-- Problem to work on --
Where a line in the records below includes "false", pull that line out.

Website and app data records
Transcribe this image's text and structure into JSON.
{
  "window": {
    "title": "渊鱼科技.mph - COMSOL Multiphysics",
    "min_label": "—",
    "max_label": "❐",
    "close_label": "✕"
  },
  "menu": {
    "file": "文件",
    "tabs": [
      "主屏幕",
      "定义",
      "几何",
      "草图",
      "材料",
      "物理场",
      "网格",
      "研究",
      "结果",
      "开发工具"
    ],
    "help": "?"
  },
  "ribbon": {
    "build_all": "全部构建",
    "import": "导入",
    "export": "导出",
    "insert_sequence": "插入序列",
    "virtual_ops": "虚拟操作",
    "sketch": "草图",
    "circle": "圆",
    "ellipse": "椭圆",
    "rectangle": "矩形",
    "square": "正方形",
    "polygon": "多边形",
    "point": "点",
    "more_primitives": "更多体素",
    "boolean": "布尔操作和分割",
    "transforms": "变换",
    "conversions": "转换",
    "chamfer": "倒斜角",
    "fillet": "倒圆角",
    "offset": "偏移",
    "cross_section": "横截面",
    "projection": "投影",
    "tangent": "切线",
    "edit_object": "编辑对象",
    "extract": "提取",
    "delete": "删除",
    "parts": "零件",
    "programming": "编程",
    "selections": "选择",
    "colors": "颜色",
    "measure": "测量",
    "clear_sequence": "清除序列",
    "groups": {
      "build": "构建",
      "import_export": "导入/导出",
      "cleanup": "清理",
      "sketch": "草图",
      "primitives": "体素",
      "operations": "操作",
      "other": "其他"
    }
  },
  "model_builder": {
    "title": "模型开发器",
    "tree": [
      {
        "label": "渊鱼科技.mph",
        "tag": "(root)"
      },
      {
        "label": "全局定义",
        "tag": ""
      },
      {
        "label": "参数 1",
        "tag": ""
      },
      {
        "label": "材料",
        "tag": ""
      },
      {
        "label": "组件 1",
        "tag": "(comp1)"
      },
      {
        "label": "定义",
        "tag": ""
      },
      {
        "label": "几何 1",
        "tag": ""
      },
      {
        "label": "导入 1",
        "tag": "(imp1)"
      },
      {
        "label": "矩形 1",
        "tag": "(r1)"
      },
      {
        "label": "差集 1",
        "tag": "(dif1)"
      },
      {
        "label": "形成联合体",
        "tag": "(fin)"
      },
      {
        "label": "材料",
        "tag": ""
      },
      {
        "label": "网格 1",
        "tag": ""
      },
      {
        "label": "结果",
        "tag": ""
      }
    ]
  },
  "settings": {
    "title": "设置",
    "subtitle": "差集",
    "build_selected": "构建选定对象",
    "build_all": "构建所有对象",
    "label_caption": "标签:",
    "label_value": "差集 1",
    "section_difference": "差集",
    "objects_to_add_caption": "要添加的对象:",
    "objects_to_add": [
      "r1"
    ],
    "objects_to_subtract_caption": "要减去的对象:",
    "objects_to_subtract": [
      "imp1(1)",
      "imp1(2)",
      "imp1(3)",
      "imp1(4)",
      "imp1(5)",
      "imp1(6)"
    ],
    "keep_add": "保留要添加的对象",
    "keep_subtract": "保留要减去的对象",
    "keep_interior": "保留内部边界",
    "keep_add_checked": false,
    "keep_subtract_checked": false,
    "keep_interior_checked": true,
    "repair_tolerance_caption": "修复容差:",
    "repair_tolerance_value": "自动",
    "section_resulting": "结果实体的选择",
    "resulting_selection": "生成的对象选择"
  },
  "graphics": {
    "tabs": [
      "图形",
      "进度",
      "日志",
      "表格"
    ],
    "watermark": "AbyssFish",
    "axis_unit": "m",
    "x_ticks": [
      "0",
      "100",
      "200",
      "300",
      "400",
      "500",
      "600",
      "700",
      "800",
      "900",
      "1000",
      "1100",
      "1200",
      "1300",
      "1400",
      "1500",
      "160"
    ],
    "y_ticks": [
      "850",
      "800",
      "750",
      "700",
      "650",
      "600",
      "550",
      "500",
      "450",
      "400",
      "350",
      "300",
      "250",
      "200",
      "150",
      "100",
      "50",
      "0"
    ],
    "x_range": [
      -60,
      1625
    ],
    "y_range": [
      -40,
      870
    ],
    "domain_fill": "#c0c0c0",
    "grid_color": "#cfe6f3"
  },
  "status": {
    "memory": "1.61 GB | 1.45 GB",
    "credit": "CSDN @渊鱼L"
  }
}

-- Response for this exercise --
    "keep_add_checked": false,
    "keep_subtract_checked": false,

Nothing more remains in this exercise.